REQUIREMENT: Across all the entries below, count each line that holds "Celkem" and report the figure only.

Dataset rows for apps and sites

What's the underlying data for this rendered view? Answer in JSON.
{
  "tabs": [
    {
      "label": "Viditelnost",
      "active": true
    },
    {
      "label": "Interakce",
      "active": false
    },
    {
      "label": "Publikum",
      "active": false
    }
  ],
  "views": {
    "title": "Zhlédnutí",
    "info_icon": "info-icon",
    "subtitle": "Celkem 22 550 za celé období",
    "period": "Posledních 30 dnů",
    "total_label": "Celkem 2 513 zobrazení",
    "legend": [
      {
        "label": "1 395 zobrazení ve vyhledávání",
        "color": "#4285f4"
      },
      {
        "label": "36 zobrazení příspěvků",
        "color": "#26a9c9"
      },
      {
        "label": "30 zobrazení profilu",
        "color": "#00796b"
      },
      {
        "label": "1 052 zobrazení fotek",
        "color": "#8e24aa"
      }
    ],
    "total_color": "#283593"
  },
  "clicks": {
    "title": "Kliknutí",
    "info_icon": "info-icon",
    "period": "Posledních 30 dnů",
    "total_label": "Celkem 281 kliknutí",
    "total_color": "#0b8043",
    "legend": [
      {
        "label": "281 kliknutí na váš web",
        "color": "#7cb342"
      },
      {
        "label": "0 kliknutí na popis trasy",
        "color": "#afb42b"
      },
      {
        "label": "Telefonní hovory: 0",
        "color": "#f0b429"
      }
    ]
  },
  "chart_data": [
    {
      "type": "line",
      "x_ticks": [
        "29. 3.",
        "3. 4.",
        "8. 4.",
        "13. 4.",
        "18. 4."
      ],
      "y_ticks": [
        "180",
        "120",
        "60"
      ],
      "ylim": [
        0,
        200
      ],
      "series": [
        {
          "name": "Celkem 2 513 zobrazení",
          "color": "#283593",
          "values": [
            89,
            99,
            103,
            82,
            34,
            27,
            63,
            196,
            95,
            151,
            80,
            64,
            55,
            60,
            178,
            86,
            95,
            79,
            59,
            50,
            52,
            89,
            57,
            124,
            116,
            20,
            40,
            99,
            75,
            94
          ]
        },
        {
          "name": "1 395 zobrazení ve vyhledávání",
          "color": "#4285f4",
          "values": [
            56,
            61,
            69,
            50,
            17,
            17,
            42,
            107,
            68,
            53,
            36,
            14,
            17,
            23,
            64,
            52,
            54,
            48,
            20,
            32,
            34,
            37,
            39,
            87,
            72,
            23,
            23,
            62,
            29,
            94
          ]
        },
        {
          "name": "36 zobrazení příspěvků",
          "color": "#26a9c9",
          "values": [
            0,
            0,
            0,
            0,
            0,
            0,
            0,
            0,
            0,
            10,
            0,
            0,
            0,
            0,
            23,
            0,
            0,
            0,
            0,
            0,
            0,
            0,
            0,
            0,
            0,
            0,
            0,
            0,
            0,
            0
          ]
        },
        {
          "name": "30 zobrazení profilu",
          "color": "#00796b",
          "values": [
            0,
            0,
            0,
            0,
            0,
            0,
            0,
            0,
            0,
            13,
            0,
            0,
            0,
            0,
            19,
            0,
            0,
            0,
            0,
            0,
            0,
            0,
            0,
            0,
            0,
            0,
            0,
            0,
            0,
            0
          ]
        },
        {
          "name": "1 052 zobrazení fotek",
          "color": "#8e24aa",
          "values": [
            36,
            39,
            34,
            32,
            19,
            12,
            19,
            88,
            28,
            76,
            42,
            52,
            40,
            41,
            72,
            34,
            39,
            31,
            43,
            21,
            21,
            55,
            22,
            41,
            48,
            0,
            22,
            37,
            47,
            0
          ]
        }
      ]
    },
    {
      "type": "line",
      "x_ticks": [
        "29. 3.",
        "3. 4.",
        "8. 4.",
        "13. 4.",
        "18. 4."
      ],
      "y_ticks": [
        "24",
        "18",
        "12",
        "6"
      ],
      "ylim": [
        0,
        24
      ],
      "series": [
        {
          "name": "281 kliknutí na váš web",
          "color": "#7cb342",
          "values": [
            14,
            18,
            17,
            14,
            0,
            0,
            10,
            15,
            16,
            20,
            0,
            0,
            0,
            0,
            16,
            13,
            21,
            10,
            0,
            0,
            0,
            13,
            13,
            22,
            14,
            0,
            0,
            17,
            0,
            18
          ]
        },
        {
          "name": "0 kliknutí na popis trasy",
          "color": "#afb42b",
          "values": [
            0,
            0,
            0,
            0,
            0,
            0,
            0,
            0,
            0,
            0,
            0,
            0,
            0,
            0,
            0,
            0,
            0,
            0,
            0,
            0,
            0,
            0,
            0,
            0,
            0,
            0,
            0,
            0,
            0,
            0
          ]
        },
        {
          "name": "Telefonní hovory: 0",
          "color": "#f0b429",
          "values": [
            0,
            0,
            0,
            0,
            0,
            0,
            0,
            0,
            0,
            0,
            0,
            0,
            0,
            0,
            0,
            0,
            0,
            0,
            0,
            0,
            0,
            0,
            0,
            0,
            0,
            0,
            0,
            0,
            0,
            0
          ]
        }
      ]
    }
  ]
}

TASK SOLUTION: 4